Enable New Skills for New Roles
Part of the challenge for companies moving to the cloud is that roles are changing. Just like yesterday’s cook is today’s culinary engineer, roles have evolved to encompass new tasks brought about by the influx of cloud into daily company operations. “One size fits all” no longer applies. The development of individual learning paths is necessary for each of the personas listed below. The following are nine personas whose roles have been most impacted by moves to the cloud.
We’ve also added a tenth persona: cloud business consultant (CBC). This new role serves as: the BU representative for operating cloud applications; the liaison with central IT, to maximize the value of cloud deployments; and the overseer of the financial, governance and business hygiene of cloud applications within the BU. As central IT federates more non-core services to the BUs, the role of the CBC becomes even more critical.
These ten personas need individual curricula focused not only on their own job, but on how cloud factors affect the jobs around them.

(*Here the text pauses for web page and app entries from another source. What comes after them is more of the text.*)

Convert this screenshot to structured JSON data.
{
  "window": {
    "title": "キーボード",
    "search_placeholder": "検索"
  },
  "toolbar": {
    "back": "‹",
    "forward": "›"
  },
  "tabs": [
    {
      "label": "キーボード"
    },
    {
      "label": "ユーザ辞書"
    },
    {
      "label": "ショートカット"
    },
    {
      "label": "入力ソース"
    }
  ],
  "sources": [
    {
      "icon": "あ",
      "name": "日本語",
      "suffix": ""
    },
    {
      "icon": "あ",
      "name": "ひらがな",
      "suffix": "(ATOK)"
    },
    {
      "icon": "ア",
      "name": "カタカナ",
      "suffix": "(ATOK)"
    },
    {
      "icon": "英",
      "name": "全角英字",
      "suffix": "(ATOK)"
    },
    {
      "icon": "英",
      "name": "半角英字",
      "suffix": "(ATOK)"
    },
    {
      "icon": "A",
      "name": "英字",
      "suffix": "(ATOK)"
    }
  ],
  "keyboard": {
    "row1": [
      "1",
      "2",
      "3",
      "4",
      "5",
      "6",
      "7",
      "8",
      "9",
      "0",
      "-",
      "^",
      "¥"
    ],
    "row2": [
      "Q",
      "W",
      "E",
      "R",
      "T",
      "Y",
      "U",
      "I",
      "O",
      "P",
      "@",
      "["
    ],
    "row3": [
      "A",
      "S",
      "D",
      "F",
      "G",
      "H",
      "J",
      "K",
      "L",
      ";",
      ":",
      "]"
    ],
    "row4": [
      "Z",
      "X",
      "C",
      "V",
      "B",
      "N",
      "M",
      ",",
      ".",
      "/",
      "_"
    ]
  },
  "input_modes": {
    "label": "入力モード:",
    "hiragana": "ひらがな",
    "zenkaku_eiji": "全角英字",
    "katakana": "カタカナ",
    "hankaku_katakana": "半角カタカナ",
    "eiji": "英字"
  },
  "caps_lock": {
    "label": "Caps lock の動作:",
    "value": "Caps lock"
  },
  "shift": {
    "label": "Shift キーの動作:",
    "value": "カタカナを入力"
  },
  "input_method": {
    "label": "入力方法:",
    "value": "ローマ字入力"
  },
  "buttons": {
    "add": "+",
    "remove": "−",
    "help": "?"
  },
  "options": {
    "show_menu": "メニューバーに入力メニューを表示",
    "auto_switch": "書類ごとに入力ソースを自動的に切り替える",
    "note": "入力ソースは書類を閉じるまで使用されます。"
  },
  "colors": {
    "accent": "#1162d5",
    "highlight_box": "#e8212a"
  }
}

Again, this is more about how to build, implement, integrate and manage the technologies, as opposed to just understanding how these technologies work. Business analysts need to know how their cloud is built. A storage architect needs to understand security around the storage and architectural patterns as well. The cloud architect needs to understand different types of repeatable patterns in the cloud. Developers need to know those patterns too, so they can develop apps based on those patterns.
Each persona should understand how the cloud works and how they can strategically master tasks associated with their job. Instead of reacting to cloud outages, they should learn how to proactively plan for them, and then manage them when they happen. They should know the ins and outs of automation and how to leverage tools correctly. They should gain a thorough understanding of all the people, processes and technologies affected by the organization’s move to the cloud.
The Action – Build Your Talent Enablement Program
Organizations can no longer afford to send their people to training that takes them out of the office for extended periods of time. New approaches to learning, including individual learning paths and progressive LMSs are necessary to effectively provide modular training to learners. Moreover, the acceleration of technological change and the scope of change requires large numbers of people to be supported throughout the process of continuous change.
Cloud projects can transform organizations – if they are done well. To properly manage their cloud environments, organizations need to equip the people most affected by the projects with the skills they need to do their jobs. These people may not have been cloud experts when they started their new roles, but they need to be experts now. The net result is that an investment in a strategic Talent Enablement program will pay dividends now, and for years to come.